◆ Prompt: Your answer should be the lines of the material that include the word "主办单位".

◆ Materials provided:

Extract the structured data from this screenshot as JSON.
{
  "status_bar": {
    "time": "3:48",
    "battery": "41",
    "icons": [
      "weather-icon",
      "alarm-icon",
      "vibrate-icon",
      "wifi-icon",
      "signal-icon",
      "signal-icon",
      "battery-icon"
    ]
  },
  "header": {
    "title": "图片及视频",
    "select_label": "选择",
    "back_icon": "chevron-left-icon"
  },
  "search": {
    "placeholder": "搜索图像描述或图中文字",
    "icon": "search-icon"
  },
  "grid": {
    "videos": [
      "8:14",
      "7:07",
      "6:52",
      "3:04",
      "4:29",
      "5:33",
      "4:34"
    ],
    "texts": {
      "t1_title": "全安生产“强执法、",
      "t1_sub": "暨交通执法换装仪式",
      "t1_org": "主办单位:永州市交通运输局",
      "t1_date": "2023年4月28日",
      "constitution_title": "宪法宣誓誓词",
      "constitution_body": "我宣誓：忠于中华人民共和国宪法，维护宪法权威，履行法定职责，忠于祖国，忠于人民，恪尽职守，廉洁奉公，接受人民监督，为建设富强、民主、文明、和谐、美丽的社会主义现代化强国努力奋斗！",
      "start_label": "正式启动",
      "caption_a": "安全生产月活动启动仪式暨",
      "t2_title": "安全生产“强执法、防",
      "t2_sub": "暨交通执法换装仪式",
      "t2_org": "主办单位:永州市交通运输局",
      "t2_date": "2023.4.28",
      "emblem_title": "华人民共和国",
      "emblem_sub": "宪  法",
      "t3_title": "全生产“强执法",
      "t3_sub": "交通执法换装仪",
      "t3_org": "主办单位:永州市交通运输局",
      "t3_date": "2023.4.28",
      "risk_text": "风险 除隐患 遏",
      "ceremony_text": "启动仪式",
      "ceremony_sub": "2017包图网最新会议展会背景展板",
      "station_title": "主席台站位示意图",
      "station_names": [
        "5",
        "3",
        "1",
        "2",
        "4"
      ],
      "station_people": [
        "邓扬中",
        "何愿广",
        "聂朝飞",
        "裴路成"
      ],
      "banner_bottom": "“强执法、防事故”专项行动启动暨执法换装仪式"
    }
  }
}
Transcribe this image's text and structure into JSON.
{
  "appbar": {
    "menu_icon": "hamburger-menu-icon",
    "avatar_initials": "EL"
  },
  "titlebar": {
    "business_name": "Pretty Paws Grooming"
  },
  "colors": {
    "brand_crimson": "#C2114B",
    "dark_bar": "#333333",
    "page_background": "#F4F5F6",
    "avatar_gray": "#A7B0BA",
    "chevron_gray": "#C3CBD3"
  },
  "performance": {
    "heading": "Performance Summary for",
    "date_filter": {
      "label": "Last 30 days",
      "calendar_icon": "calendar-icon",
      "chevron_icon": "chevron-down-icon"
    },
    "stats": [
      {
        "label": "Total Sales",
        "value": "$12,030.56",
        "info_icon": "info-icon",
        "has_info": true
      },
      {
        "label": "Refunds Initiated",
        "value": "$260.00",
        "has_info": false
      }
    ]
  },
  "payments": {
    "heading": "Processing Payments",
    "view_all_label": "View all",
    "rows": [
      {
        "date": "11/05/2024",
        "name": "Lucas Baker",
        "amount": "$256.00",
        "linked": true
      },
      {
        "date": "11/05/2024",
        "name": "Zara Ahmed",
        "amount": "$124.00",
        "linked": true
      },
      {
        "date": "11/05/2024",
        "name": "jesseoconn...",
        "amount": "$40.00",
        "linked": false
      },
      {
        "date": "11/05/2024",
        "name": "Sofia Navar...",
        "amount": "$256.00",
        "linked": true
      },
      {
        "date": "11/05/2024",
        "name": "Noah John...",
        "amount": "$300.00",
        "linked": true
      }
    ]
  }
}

◆ Completed exercise:
      "t1_org": "主办单位:永州市交通运输局",
      "t2_org": "主办单位:永州市交通运输局",
      "t3_org": "主办单位:永州市交通运输局",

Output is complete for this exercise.